"I wasn't well when I looked back at myself. I was not mentally well. It's obvious that I wouldn’t do it now. If I was a normal person, I wouldn’t have done this then. Darren says that his life was a complete mess.
"I regret the kidnapping and the damage it caused his family and me over the past 11 years."
Darren was sent to prison for PTSD treatment. This changed his life. He says, "I came out as me, I wanted life, I wanted my future."
To earn an income, he used his HGV license, which he obtained in the Army, and became a tanker driver. He found structure, stability, financial security, and a purpose for his life through it. After attending the funeral of a friend who had lost his life within a year after leaving the Army, Darren realized he wanted more to help veterans.
His work is prevention. He says, "Preventing someone becoming homeless, preventing their suicide attempts, and preventing them ending up in jail." "Why should a veteran sleep on the streets when they can sleep in a truck?
Ex-military personnel are good HGV drivers, he says. They have the ability to be disciplined and trained to think quickly. Many have had experience driving large vehicles in the military. An HGV license can be a career for you, as there is a shortage of qualified drivers for HGVs in the UK.
Ex-soldier Daniel Birch (35), says that "the minute [Darren] handed my the sheet of how much it could earn my hands were shaking." "I thought, "I've never made that much money in my entire life."
Daniel joined the Army as a young man in his 20s. He was a member of the 1st Battalion Irish Guards for four years. This included performing ceremonial duties at Buckingham Palace and St James's Palace. He was also a part of the 1st Battalion Irish Guards, which included a tour to Afghanistan. He still recalls how his fellow soldiers were hurt by IEDs.
Daniel says, "It really is similar to what you see on a movie." "When it happened, there was a moment of silence when you were taking in the events. Then you hear the screaming the next minute and it's hard to put into words. It sounds like someone is begging for help.
His transition to civilian life was smooth. Finding a job was the hardest thing. The only job that I was qualified for when I left school was as a healthcare assistant. The wages were horrible, and I was able to stay in the same job for three more years. My PS11,000 per year was a zero-hour contract.

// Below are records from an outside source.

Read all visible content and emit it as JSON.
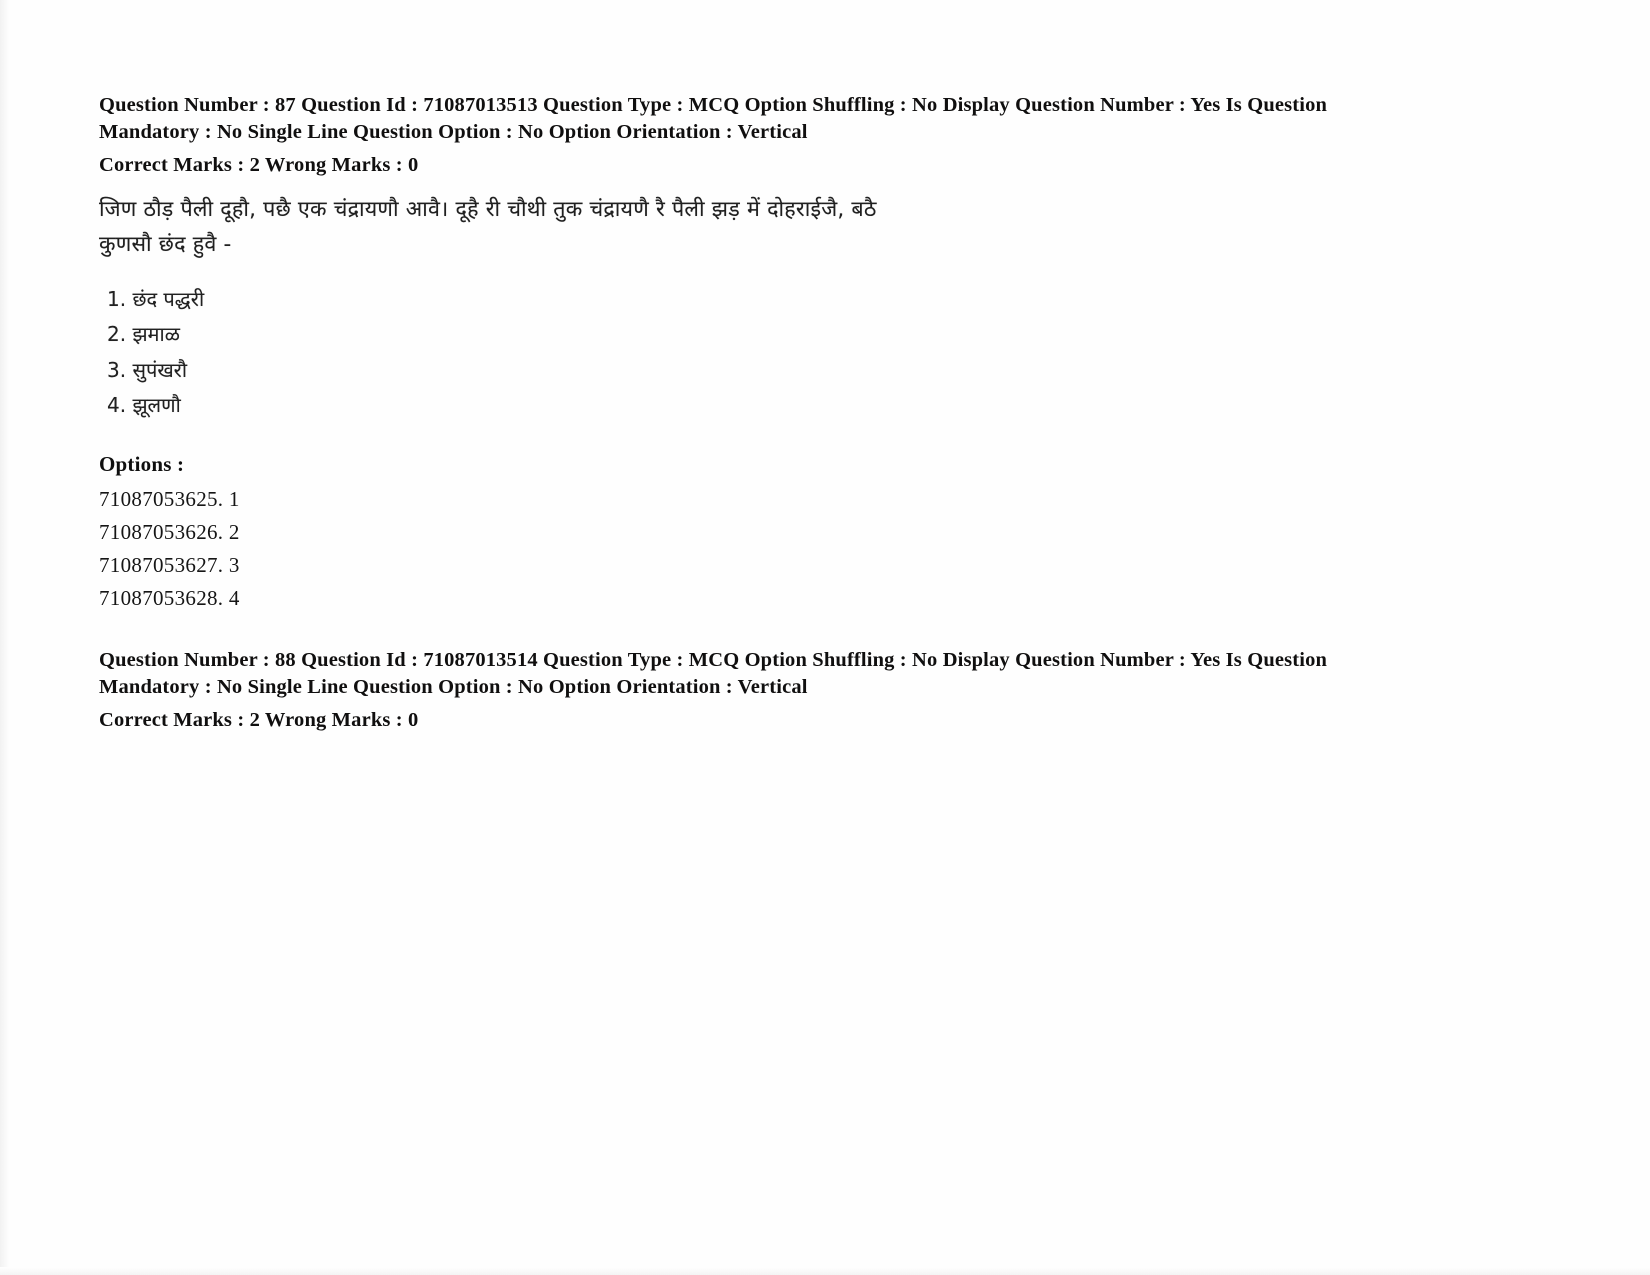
{
  "document": {
    "kind": "exam-question-dump",
    "page_background": "#ffffff",
    "text_color": "#111111"
  },
  "questions": [
    {
      "meta_line_1": "Question Number : 87 Question Id : 71087013513 Question Type : MCQ Option Shuffling : No Display Question Number : Yes Is",
      "meta_line_2": "Question Mandatory : No Single Line Question Option : No Option Orientation : Vertical",
      "marks_line": "Correct Marks : 2 Wrong Marks : 0",
      "stem_line_1": "जिण ठौड़ पैली दूहौ, पछै एक चंद्रायणौ आवै। दूहै री चौथी तुक चंद्रायणै रै पैली झड़ में दोहराईजै, बठै",
      "stem_line_2": "कुणसौ छंद हुवै -",
      "choices": [
        "1. छंद पद्धरी",
        "2. झमाळ",
        "3. सुपंखरौ",
        "4. झूलणौ"
      ],
      "options_label": "Options :",
      "option_ids": [
        "71087053625. 1",
        "71087053626. 2",
        "71087053627. 3",
        "71087053628. 4"
      ]
    },
    {
      "meta_line_1": "Question Number : 88 Question Id : 71087013514 Question Type : MCQ Option Shuffling : No Display Question Number : Yes Is",
      "meta_line_2": "Question Mandatory : No Single Line Question Option : No Option Orientation : Vertical",
      "marks_line": "Correct Marks : 2 Wrong Marks : 0"
    }
  ]
}
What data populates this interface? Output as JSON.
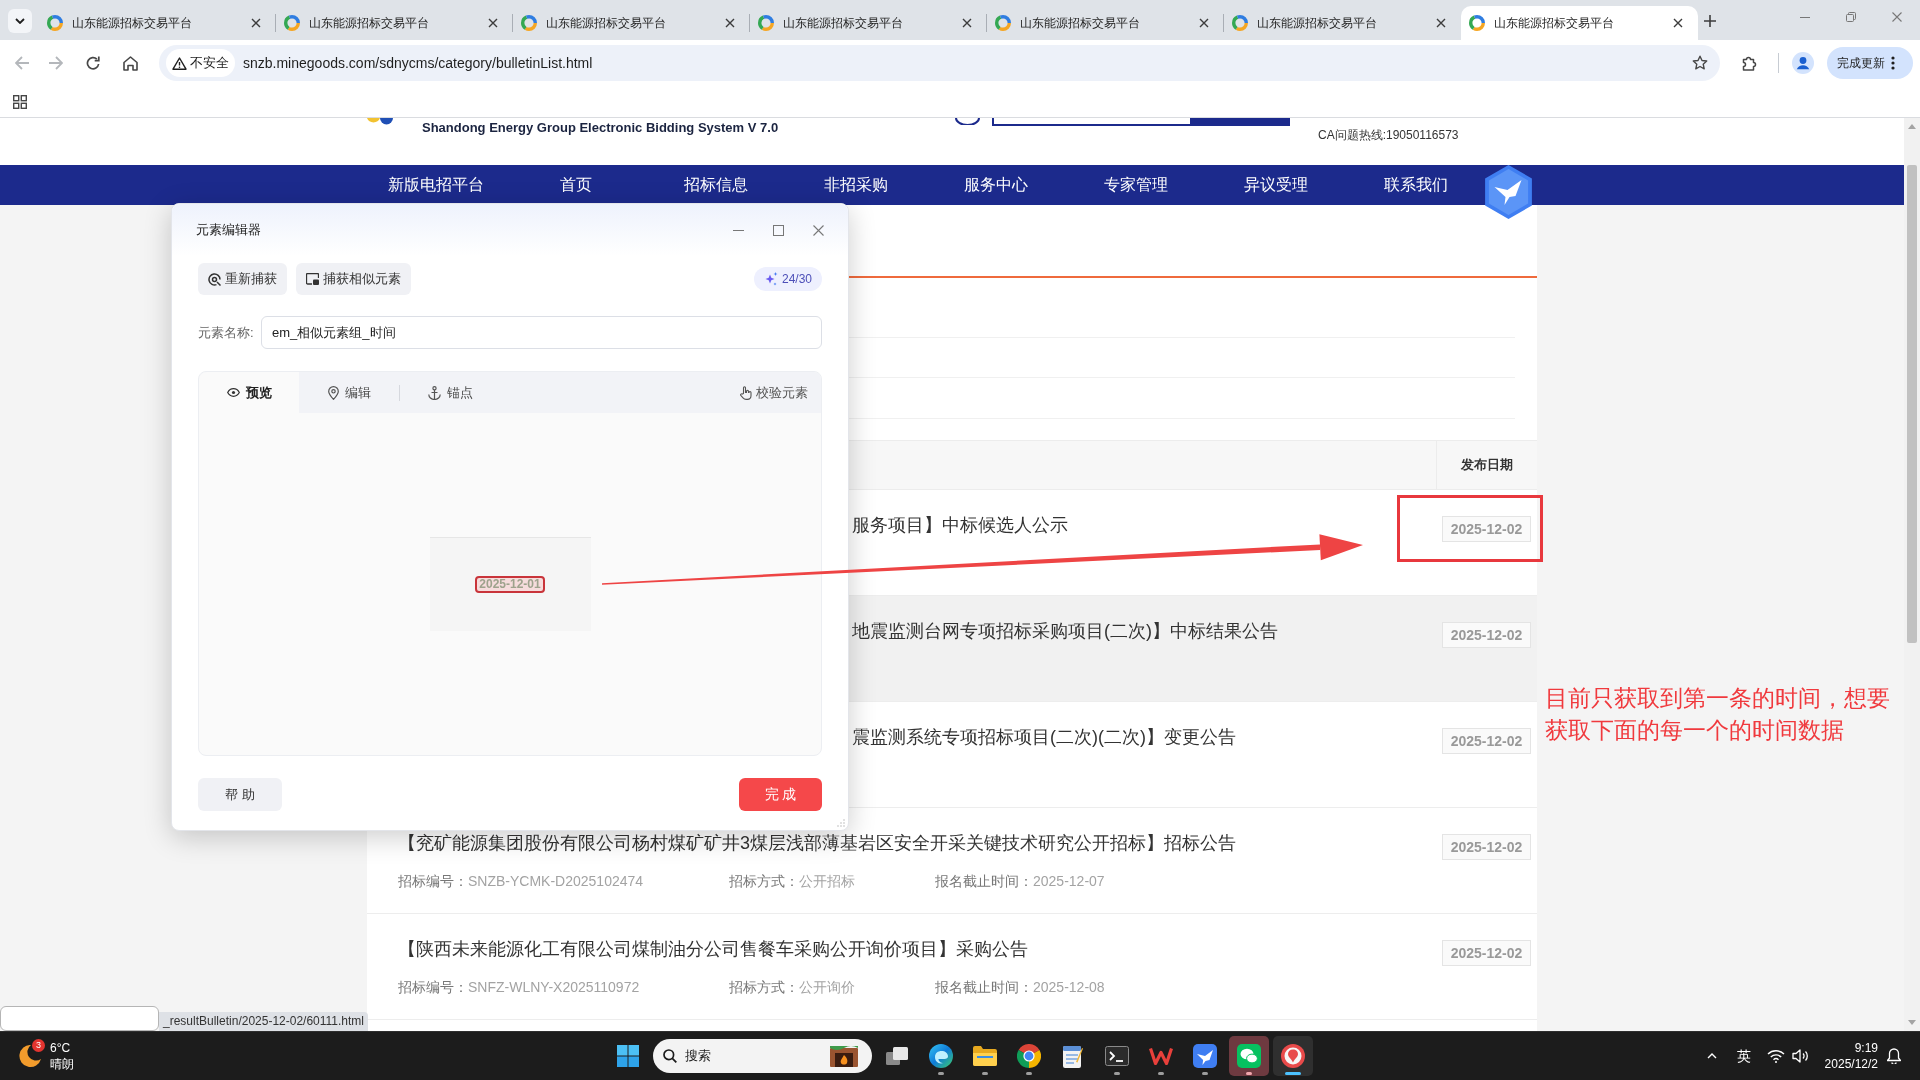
{
  "browser": {
    "tabs": [
      {
        "title": "山东能源招标交易平台",
        "selected": false
      },
      {
        "title": "山东能源招标交易平台",
        "selected": false
      },
      {
        "title": "山东能源招标交易平台",
        "selected": false
      },
      {
        "title": "山东能源招标交易平台",
        "selected": false
      },
      {
        "title": "山东能源招标交易平台",
        "selected": false
      },
      {
        "title": "山东能源招标交易平台",
        "selected": false
      },
      {
        "title": "山东能源招标交易平台",
        "selected": true
      }
    ],
    "back_enabled": false,
    "forward_enabled": false,
    "security_label": "不安全",
    "url": "snzb.minegoods.com/sdnycms/category/bulletinList.html",
    "update_button": "完成更新"
  },
  "site_header": {
    "subtitle": "Shandong Energy Group Electronic Bidding System V 7.0",
    "hotline": "CA问题热线:19050116573"
  },
  "nav": {
    "items": [
      "新版电招平台",
      "首页",
      "招标信息",
      "非招采购",
      "服务中心",
      "专家管理",
      "异议受理",
      "联系我们"
    ]
  },
  "bulletins": {
    "date_column": "发布日期",
    "rows": [
      {
        "title": "服务项目】中标候选人公示",
        "highlighted": false,
        "date": "2025-12-02"
      },
      {
        "title": "地震监测台网专项招标采购项目(二次)】中标结果公告",
        "highlighted": true,
        "date": "2025-12-02"
      },
      {
        "title": "震监测系统专项招标项目(二次)(二次)】变更公告",
        "highlighted": false,
        "date": "2025-12-02"
      },
      {
        "title": "【兖矿能源集团股份有限公司杨村煤矿矿井3煤层浅部薄基岩区安全开采关键技术研究公开招标】招标公告",
        "highlighted": false,
        "meta": [
          {
            "label": "招标编号：",
            "value": "SNZB-YCMK-D2025102474"
          },
          {
            "label": "招标方式：",
            "value": "公开招标"
          },
          {
            "label": "报名截止时间：",
            "value": "2025-12-07"
          }
        ],
        "date": "2025-12-02"
      },
      {
        "title": "【陕西未来能源化工有限公司煤制油分公司售餐车采购公开询价项目】采购公告",
        "highlighted": false,
        "meta": [
          {
            "label": "招标编号：",
            "value": "SNFZ-WLNY-X2025110972"
          },
          {
            "label": "招标方式：",
            "value": "公开询价"
          },
          {
            "label": "报名截止时间：",
            "value": "2025-12-08"
          }
        ],
        "date": "2025-12-02"
      }
    ]
  },
  "dialog": {
    "title": "元素编辑器",
    "actions": [
      "重新捕获",
      "捕获相似元素"
    ],
    "quota": "24/30",
    "name_label": "元素名称:",
    "name_value": "em_相似元素组_时间",
    "tabs": [
      {
        "label": "预览",
        "selected": true
      },
      {
        "label": "编辑",
        "selected": false
      },
      {
        "label": "锚点",
        "selected": false
      }
    ],
    "verify_button": "校验元素",
    "captured_text": "2025-12-01",
    "help_button": "帮 助",
    "done_button": "完 成"
  },
  "annotation": {
    "note": "目前只获取到第一条的时间，想要获取下面的每一个的时间数据"
  },
  "status_url": "_resultBulletin/2025-12-02/60111.html",
  "taskbar": {
    "weather": {
      "badge": "3",
      "temperature": "6°C",
      "condition": "晴朗"
    },
    "search_label": "搜索",
    "apps": [
      {
        "running": false,
        "active": false,
        "highlighted": false
      },
      {
        "running": true,
        "active": false,
        "highlighted": false
      },
      {
        "running": true,
        "active": false,
        "highlighted": false
      },
      {
        "running": true,
        "active": false,
        "highlighted": false
      },
      {
        "running": false,
        "active": false,
        "highlighted": false
      },
      {
        "running": true,
        "active": false,
        "highlighted": false
      },
      {
        "running": true,
        "active": false,
        "highlighted": false
      },
      {
        "running": true,
        "active": false,
        "highlighted": false
      },
      {
        "running": true,
        "active": false,
        "highlighted": true
      },
      {
        "running": true,
        "active": true,
        "highlighted": false
      }
    ],
    "input_method": "英",
    "time": "9:19",
    "date": "2025/12/2"
  }
}
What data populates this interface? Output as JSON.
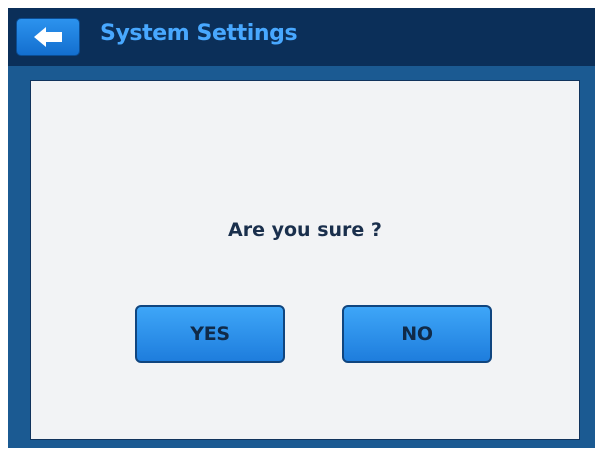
{
  "header": {
    "title": "System Settings",
    "back_icon": "arrow-left-icon"
  },
  "dialog": {
    "message": "Are you sure ?",
    "yes_label": "YES",
    "no_label": "NO"
  },
  "colors": {
    "header_background": "#0b2f59",
    "title_text": "#48a8ff",
    "screen_background": "#1b5a92",
    "dialog_background": "#f2f3f5",
    "button_blue": "#2a8ff0"
  }
}
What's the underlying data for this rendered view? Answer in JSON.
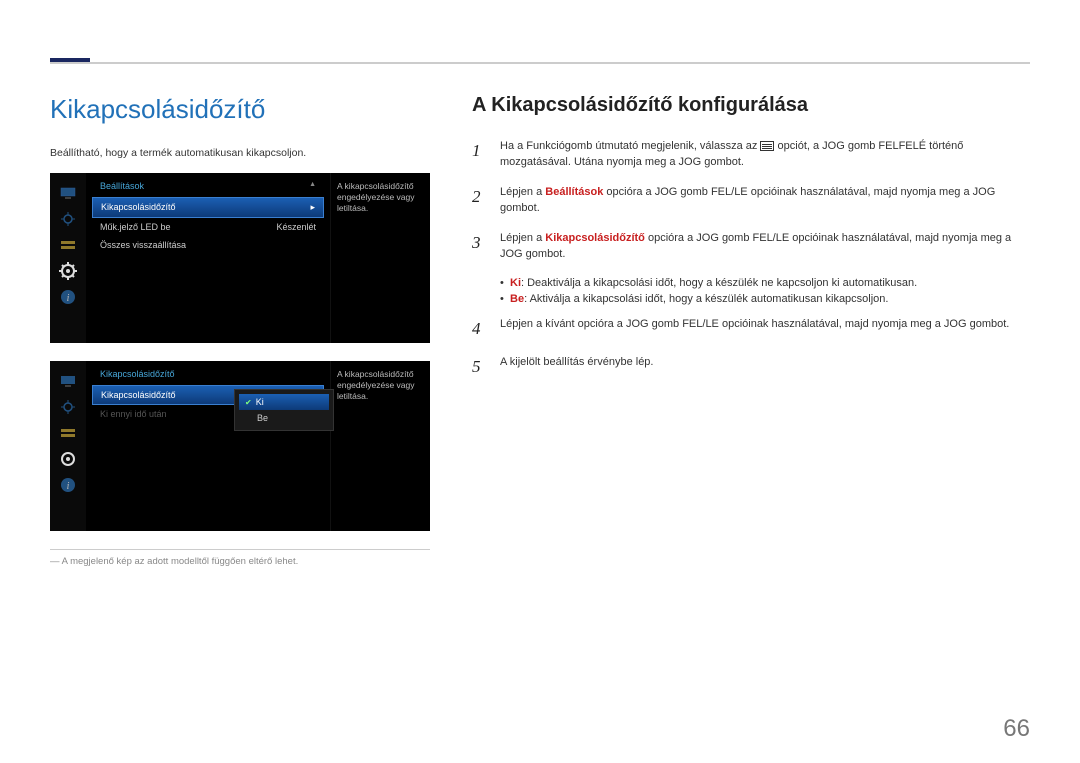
{
  "page_number": "66",
  "left": {
    "title": "Kikapcsolásidőzítő",
    "intro": "Beállítható, hogy a termék automatikusan kikapcsoljon.",
    "footnote": "― A megjelenő kép az adott modelltől függően eltérő lehet.",
    "osd1": {
      "header": "Beállítások",
      "items": [
        {
          "label": "Kikapcsolásidőzítő",
          "value": "",
          "selected": true,
          "arrow": true
        },
        {
          "label": "Műk.jelző LED be",
          "value": "Készenlét"
        },
        {
          "label": "Összes visszaállítása",
          "value": ""
        }
      ],
      "side": "A kikapcsolásidőzítő engedélyezése vagy letiltása."
    },
    "osd2": {
      "header": "Kikapcsolásidőzítő",
      "items": [
        {
          "label": "Kikapcsolásidőzítő",
          "value": "",
          "selected": true
        },
        {
          "label": "Ki ennyi idő után",
          "value": "",
          "dim": true
        }
      ],
      "popup": [
        {
          "label": "Ki",
          "selected": true,
          "check": true
        },
        {
          "label": "Be"
        }
      ],
      "side": "A kikapcsolásidőzítő engedélyezése vagy letiltása."
    }
  },
  "right": {
    "title": "A Kikapcsolásidőzítő konfigurálása",
    "steps": [
      {
        "n": "1",
        "pre": "Ha a Funkciógomb útmutató megjelenik, válassza az ",
        "icon": true,
        "post": " opciót, a JOG gomb FELFELÉ történő mozgatásával. Utána nyomja meg a JOG gombot."
      },
      {
        "n": "2",
        "pre": "Lépjen a ",
        "kw": "Beállítások",
        "post": " opcióra a JOG gomb FEL/LE opcióinak használatával, majd nyomja meg a JOG gombot."
      },
      {
        "n": "3",
        "pre": "Lépjen a ",
        "kw": "Kikapcsolásidőzítő",
        "post": " opcióra a JOG gomb FEL/LE opcióinak használatával, majd nyomja meg a JOG gombot."
      }
    ],
    "bullets": [
      {
        "kw": "Ki",
        "text": ": Deaktiválja a kikapcsolási időt, hogy a készülék ne kapcsoljon ki automatikusan."
      },
      {
        "kw": "Be",
        "text": ": Aktiválja a kikapcsolási időt, hogy a készülék automatikusan kikapcsoljon."
      }
    ],
    "steps2": [
      {
        "n": "4",
        "text": "Lépjen a kívánt opcióra a JOG gomb FEL/LE opcióinak használatával, majd nyomja meg a JOG gombot."
      },
      {
        "n": "5",
        "text": "A kijelölt beállítás érvénybe lép."
      }
    ]
  }
}
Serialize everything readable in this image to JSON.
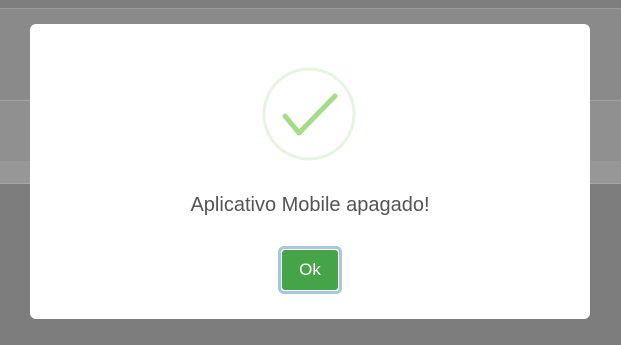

After changing jobs twice, things started to get worse when his father was diagnosed with cancer in 2017. He explains that when his dad was diagnosed with cancer, it became a lot more difficult for him mentally.
Louise, Daniel's partner, also gave birth to their youngest child. However, health issues meant that the baby spent the first month in hospital. Worster-Drought syndrome was later discovered to be a condition that affects the muscles surrounding the mouth and throat. Their eldest son, who was also diagnosed with cerebral paralysis, was also diagnosed.
Daniel says, "It hit me at once." He also said, "so I couldn’t go work. And obviously, if you can’t go work, you can’t stay in your job. My job was terminated.
They became carer for their sons and rely on an allowance to cover the costs of caring. His confidence was affected by being out of work. He says, "It knocks you pride big time." "I enjoy working and earning my wages."
Daniel was ready to go back to work four years later when his children started school. His partner had heard of Veterans into Logistics and Daniel sent them an email. Although it is difficult for him to ask for help, he did so. Daniel passed the theory, medical and driving tests in 2021 and is now a qualified HGV driver. He works for a national dairy company.
He said, "I feel like myself again." "Because when I wasn’t working, and with all that happened, I think my self-esteem and ability to function was destroyed."
Darren believes it is "the greatest feeling" to see the positive impact that employment has on veterans he trains. They're often feeling down at the beginning, and can't see a way out. But once they have support and are able to find work, and are earning a decent income, they become completely different people.
You can watch We are England: Veterans Road to Recovery (BBC iPlayer).
The BBC Action Line can provide support and advice for anyone who is affected by any of these issues.